_WHAT THE TASK ASKS_.
In the records below, find each line containing the word "Seminars" and copy it.

_RECORDS FOR THIS EXERCISE_.
-.-.-

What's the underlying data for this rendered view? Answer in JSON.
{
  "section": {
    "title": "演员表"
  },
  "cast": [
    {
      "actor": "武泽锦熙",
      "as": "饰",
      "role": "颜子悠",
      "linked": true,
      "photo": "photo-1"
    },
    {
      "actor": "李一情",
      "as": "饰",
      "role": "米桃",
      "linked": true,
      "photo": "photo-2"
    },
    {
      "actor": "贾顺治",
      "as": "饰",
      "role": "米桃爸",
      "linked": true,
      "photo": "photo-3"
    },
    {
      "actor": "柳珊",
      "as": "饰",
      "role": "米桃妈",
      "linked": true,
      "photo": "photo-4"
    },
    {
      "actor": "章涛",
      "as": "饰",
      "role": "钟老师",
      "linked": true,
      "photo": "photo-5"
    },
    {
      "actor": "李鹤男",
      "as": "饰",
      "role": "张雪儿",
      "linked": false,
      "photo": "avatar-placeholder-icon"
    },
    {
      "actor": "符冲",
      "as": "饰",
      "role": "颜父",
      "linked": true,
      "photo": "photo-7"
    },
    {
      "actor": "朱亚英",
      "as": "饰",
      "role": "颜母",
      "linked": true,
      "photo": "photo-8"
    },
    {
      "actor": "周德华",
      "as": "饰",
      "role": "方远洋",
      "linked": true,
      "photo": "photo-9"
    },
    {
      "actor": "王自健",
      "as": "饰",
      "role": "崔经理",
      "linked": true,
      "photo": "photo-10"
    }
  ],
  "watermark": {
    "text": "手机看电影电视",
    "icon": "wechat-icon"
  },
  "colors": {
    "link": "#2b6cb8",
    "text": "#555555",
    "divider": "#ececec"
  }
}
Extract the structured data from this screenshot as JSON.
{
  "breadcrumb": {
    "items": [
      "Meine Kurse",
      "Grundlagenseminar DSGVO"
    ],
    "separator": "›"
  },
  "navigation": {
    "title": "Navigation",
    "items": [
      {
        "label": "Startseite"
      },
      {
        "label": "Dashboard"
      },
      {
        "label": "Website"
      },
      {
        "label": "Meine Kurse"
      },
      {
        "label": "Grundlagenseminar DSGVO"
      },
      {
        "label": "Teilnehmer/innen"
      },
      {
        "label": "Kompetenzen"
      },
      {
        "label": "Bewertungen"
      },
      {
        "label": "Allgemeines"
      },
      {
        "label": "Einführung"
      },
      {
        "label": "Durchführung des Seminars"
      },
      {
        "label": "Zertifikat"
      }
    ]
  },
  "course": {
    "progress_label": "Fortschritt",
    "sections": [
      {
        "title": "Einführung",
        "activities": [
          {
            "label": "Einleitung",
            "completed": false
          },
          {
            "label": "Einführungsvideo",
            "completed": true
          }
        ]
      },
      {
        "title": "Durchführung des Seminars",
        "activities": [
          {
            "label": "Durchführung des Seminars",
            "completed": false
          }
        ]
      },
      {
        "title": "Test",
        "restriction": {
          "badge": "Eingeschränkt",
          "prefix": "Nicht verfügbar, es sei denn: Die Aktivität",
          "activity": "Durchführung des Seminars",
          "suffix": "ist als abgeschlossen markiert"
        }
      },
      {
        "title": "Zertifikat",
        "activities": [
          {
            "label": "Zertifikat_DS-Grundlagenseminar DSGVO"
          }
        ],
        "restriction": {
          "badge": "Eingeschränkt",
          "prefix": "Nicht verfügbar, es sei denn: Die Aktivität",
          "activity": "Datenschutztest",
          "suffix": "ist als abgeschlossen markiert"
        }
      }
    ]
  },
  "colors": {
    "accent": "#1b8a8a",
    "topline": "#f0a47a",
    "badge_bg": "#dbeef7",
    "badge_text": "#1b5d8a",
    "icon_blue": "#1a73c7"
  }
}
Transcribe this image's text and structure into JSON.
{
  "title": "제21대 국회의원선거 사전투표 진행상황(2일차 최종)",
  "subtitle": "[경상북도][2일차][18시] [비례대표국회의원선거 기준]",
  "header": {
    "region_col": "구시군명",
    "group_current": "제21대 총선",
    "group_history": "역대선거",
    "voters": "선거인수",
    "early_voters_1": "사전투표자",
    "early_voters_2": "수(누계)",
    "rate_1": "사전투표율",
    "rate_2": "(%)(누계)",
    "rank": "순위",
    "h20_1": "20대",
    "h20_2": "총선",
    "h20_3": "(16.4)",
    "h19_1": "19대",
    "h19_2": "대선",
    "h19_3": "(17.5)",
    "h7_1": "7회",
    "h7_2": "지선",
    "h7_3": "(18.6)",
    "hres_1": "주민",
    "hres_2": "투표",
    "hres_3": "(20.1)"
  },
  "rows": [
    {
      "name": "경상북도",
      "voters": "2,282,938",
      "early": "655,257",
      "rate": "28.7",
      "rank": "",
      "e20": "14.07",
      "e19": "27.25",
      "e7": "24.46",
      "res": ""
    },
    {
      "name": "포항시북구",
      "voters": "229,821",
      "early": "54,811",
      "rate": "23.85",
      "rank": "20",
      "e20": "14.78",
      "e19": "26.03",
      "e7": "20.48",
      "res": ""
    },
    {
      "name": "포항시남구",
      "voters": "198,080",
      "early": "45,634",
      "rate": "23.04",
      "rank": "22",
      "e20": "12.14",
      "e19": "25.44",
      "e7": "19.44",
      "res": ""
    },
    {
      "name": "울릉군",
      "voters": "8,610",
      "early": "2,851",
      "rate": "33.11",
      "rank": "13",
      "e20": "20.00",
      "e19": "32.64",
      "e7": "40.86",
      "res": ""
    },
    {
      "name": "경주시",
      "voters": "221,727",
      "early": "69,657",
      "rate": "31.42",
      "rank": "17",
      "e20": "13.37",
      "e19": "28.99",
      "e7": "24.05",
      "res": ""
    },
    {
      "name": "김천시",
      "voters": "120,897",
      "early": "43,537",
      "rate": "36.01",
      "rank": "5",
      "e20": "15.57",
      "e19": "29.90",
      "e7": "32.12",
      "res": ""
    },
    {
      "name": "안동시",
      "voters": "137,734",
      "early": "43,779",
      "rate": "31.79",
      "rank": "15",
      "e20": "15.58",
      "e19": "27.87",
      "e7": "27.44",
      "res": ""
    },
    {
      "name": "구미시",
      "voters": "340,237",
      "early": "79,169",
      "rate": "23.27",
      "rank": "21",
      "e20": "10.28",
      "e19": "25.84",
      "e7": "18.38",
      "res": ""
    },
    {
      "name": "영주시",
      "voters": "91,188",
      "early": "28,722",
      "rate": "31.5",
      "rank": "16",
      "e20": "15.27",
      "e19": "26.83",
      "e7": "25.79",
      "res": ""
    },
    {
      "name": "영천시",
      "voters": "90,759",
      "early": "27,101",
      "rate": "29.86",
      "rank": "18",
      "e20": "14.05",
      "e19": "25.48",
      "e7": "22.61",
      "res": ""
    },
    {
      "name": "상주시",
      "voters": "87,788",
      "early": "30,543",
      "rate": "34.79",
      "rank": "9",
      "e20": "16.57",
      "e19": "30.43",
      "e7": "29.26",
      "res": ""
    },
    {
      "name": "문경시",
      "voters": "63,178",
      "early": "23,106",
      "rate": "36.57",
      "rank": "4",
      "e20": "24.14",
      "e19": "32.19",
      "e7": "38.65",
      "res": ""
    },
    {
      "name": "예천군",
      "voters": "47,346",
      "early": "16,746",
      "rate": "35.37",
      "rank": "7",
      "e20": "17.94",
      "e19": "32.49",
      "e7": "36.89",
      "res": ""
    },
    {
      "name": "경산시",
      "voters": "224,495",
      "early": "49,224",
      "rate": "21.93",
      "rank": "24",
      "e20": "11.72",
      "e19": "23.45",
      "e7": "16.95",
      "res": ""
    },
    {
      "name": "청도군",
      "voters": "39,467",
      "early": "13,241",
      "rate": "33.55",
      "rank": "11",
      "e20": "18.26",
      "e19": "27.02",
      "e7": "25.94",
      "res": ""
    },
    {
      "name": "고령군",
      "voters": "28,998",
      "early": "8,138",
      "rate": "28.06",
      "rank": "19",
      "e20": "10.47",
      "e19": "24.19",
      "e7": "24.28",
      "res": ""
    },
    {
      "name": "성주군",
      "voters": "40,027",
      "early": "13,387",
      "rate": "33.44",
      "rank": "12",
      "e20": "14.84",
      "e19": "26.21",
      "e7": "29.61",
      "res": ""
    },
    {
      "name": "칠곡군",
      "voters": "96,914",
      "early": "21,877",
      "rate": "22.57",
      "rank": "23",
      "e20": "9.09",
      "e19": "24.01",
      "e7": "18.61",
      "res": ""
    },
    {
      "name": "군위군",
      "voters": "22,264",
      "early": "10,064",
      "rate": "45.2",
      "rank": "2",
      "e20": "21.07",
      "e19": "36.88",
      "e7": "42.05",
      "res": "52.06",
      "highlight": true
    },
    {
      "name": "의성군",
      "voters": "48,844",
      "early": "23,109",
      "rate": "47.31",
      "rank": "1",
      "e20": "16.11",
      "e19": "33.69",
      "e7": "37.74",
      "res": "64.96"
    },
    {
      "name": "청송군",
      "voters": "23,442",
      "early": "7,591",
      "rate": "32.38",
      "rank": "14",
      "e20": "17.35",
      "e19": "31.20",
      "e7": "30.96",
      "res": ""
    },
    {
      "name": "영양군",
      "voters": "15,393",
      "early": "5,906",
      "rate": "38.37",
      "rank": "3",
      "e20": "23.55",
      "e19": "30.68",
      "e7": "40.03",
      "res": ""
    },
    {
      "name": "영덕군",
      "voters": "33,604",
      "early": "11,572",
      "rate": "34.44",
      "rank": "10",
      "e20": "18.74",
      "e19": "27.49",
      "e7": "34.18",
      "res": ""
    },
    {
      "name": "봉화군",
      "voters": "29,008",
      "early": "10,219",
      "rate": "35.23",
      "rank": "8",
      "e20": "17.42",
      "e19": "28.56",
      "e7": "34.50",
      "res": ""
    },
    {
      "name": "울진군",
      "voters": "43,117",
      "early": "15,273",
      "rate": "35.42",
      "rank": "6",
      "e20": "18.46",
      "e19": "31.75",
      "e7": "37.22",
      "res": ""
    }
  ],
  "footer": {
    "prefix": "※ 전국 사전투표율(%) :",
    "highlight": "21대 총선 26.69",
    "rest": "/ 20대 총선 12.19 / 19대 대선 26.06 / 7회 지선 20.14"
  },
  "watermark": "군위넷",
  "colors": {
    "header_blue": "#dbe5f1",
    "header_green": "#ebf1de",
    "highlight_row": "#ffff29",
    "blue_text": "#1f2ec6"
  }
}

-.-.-

_EXERCISE OUTPUT_.
        "label": "Durchführung des Seminars"
        "title": "Durchführung des Seminars",
            "label": "Durchführung des Seminars",
          "activity": "Durchführung des Seminars",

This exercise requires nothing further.